Malta office of the UNHCR – The United Nations High Commissioner for Refugees is a United Nations agency with the mandate to protect refugees, forcibly displaced communities and stateless people, and assist in their voluntary repatriation, local integration or resettlement to a third country.
Problem addressed by the good practice
The good practice addresses the problems of discrimination, stigmatization, and social exclusion of young refugees and migrants in Malta.
The target group includes young people from refugee, asylum-seeker and migrant background in Malta.
Summary of the good practice
Spark15 aims to help refugee and migrant youth to attain full integration within the Maltese communities. By helping them to be active participants, encouraging diversity, and promoting a more inclusive society. The youth organization was formed by 15 young refugees following their meet-up at the UNHCR-NGO national consultations which empowered them to voice their concerns and needs as well as network with like-minded youth from other countries. Today, Spark15 is the first youth organization in Malta led by young people from migrant and refugee backgrounds. The young people did not know each other before the UNHCR-NGO consultations, but the meeting gave them a real opportunity to begin working together to address common challenges. For example, members of the organization advocate for the education of young refugees as the key to integration. The organization is involved in youth sports events, intercultural event meetings, organization of the English language classes for refugees, networking with migrant diasporas and local communities, and other activities involving both refugee and non-refugee youngsters. By forming a youth-led organization, young refugees are empowered to plan and enact change in their communities – that puts them in the role of leaders, rather than just receivers of services (which is usually the case).
Spark15 is a groundbreaking project. Before the UNHCR-NGO consultations, the young people had to face the realities of the asylum process individually, perhaps taking things for granted and not being able to call for changes in policies and social practices which challenge them. As a group, they first of all support and inspire each other. As a group, they feel more influential and more accepted, build partnerships and networks, support other communities and are supported themselves. Through the consultation process, where the young were simply given a voice, they were encouraged to think inquisitively and act independently which facilitated their integration in the host society.

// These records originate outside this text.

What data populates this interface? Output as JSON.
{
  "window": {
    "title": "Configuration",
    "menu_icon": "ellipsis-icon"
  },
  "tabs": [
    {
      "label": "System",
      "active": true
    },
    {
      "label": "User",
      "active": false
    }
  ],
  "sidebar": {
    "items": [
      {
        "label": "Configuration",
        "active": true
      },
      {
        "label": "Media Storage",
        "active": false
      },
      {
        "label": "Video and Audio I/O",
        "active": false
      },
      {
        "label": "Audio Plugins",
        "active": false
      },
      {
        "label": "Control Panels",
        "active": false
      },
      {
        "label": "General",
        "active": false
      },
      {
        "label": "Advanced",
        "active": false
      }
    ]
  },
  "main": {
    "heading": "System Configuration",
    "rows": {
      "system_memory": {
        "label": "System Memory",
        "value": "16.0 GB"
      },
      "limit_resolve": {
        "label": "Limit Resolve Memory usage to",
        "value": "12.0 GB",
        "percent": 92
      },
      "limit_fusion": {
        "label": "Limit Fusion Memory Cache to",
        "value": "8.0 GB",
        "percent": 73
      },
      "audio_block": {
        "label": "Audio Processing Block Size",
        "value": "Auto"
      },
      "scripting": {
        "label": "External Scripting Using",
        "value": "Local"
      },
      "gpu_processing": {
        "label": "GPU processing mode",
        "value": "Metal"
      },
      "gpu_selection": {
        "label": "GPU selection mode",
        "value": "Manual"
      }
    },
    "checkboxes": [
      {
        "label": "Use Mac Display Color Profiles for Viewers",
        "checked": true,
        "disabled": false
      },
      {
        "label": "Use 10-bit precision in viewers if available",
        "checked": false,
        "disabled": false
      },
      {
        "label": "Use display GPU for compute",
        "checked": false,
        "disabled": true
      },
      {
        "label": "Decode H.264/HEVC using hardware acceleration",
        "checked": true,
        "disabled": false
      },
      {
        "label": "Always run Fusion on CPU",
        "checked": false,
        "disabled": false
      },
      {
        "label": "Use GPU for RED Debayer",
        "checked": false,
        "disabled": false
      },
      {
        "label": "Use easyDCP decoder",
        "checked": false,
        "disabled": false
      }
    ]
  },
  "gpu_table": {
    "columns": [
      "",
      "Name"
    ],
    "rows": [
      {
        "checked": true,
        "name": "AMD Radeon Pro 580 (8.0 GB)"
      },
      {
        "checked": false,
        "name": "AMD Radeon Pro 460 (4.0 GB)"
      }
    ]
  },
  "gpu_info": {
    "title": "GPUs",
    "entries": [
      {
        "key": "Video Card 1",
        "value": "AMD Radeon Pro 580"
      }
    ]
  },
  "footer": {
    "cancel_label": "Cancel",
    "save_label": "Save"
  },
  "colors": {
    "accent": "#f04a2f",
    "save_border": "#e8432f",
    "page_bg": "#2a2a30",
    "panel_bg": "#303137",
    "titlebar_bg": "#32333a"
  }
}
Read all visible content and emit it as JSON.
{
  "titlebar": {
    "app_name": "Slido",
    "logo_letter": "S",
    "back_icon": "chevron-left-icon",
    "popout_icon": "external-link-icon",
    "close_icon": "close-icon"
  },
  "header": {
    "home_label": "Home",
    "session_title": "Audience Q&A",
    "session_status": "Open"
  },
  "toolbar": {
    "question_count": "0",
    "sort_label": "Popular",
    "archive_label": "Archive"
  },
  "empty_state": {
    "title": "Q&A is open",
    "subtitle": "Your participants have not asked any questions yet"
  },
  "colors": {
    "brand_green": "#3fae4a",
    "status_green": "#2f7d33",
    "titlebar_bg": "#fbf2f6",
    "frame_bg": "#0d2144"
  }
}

One of the aims of the organization is to reach out to other concerned young people and expand the network in the future. So far, word of mouth through migrant communities has worked well. But it is even better when young people meet up somewhere and friends bring their friends. This was made possible with the technical assistance and office space provided by local organizations, such as the Organisation for Friendship in Diversity, the Integra Foundation, and UNHCR Malta. Funding and technical support can be critical for a young youth-led organization.
More information is available on the organization’s website.